**Work task:** Retype each entry exactly.

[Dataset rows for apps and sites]
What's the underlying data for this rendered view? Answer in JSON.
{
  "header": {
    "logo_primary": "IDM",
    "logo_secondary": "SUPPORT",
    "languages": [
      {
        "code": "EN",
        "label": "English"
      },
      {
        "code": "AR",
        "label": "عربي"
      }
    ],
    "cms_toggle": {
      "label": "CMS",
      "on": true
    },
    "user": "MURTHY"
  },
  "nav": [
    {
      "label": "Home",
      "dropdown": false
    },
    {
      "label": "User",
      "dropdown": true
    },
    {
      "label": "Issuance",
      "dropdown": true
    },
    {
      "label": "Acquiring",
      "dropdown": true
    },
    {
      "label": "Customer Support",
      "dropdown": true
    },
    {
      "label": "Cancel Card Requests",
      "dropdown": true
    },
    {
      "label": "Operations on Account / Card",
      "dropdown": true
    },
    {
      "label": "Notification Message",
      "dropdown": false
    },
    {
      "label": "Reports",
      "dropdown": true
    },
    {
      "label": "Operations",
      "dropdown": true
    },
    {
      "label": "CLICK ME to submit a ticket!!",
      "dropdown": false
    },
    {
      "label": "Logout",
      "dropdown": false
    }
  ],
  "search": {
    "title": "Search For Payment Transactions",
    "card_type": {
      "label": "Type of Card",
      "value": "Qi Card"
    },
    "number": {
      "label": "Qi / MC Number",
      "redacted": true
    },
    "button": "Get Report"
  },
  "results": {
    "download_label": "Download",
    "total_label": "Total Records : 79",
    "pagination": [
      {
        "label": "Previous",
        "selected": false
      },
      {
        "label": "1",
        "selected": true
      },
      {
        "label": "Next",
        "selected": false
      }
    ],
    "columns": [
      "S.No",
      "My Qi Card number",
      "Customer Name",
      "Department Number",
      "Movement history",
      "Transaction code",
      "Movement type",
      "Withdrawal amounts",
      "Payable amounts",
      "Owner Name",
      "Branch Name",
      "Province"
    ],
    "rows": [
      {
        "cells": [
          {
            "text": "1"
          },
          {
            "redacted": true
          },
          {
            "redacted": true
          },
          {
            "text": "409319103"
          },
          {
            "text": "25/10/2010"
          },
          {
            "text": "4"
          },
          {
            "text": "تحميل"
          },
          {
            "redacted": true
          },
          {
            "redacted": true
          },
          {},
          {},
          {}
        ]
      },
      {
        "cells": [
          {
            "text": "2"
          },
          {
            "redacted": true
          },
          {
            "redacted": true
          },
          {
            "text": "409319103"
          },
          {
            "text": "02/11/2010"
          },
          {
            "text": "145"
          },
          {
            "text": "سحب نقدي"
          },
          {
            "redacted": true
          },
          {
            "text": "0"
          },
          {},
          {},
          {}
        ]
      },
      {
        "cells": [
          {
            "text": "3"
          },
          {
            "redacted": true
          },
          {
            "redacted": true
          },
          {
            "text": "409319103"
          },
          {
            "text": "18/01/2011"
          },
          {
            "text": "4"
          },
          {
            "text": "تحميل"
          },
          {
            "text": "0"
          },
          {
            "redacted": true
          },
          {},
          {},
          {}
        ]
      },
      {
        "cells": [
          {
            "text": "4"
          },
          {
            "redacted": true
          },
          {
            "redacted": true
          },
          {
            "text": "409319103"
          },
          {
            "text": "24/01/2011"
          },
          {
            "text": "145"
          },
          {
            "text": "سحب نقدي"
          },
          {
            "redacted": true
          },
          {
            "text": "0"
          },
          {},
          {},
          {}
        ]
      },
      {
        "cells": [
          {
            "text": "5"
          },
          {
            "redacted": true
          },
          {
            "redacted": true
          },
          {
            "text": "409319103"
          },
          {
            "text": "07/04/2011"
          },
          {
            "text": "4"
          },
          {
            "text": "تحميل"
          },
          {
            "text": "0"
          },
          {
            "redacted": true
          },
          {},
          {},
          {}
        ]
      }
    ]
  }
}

**Finished exercise:**
What's the underlying data for this rendered view? Answer in JSON.
{
  "header": {
    "logo_primary": "IDM",
    "logo_secondary": "SUPPORT",
    "languages": [
      {
        "code": "EN",
        "label": "English"
      },
      {
        "code": "AR",
        "label": "عربي"
      }
    ],
    "cms_toggle": {
      "label": "CMS",
      "on": true
    },
    "user": "MURTHY"
  },
  "nav": [
    {
      "label": "Home",
      "dropdown": false
    },
    {
      "label": "User",
      "dropdown": true
    },
    {
      "label": "Issuance",
      "dropdown": true
    },
    {
      "label": "Acquiring",
      "dropdown": true
    },
    {
      "label": "Customer Support",
      "dropdown": true
    },
    {
      "label": "Cancel Card Requests",
      "dropdown": true
    },
    {
      "label": "Operations on Account / Card",
      "dropdown": true
    },
    {
      "label": "Notification Message",
      "dropdown": false
    },
    {
      "label": "Reports",
      "dropdown": true
    },
    {
      "label": "Operations",
      "dropdown": true
    },
    {
      "label": "CLICK ME to submit a ticket!!",
      "dropdown": false
    },
    {
      "label": "Logout",
      "dropdown": false
    }
  ],
  "search": {
    "title": "Search For Payment Transactions",
    "card_type": {
      "label": "Type of Card",
      "value": "Qi Card"
    },
    "number": {
      "label": "Qi / MC Number",
      "redacted": true
    },
    "button": "Get Report"
  },
  "results": {
    "download_label": "Download",
    "total_label": "Total Records : 79",
    "pagination": [
      {
        "label": "Previous",
        "selected": false
      },
      {
        "label": "1",
        "selected": true
      },
      {
        "label": "Next",
        "selected": false
      }
    ],
    "columns": [
      "S.No",
      "My Qi Card number",
      "Customer Name",
      "Department Number",
      "Movement history",
      "Transaction code",
      "Movement type",
      "Withdrawal amounts",
      "Payable amounts",
      "Owner Name",
      "Branch Name",
      "Province"
    ],
    "rows": [
      {
        "cells": [
          {
            "text": "1"
          },
          {
            "redacted": true
          },
          {
            "redacted": true
          },
          {
            "text": "409319103"
          },
          {
            "text": "25/10/2010"
          },
          {
            "text": "4"
          },
          {
            "text": "تحميل"
          },
          {
            "redacted": true
          },
          {
            "redacted": true
          },
          {},
          {},
          {}
        ]
      },
      {
        "cells": [
          {
            "text": "2"
          },
          {
            "redacted": true
          },
          {
            "redacted": true
          },
          {
            "text": "409319103"
          },
          {
            "text": "02/11/2010"
          },
          {
            "text": "145"
          },
          {
            "text": "سحب نقدي"
          },
          {
            "redacted": true
          },
          {
            "text": "0"
          },
          {},
          {},
          {}
        ]
      },
      {
        "cells": [
          {
            "text": "3"
          },
          {
            "redacted": true
          },
          {
            "redacted": true
          },
          {
            "text": "409319103"
          },
          {
            "text": "18/01/2011"
          },
          {
            "text": "4"
          },
          {
            "text": "تحميل"
          },
          {
            "text": "0"
          },
          {
            "redacted": true
          },
          {},
          {},
          {}
        ]
      },
      {
        "cells": [
          {
            "text": "4"
          },
          {
            "redacted": true
          },
          {
            "redacted": true
          },
          {
            "text": "409319103"
          },
          {
            "text": "24/01/2011"
          },
          {
            "text": "145"
          },
          {
            "text": "سحب نقدي"
          },
          {
            "redacted": true
          },
          {
            "text": "0"
          },
          {},
          {},
          {}
        ]
      },
      {
        "cells": [
          {
            "text": "5"
          },
          {
            "redacted": true
          },
          {
            "redacted": true
          },
          {
            "text": "409319103"
          },
          {
            "text": "07/04/2011"
          },
          {
            "text": "4"
          },
          {
            "text": "تحميل"
          },
          {
            "text": "0"
          },
          {
            "redacted": true
          },
          {},
          {},
          {}
        ]
      }
    ]
  }
}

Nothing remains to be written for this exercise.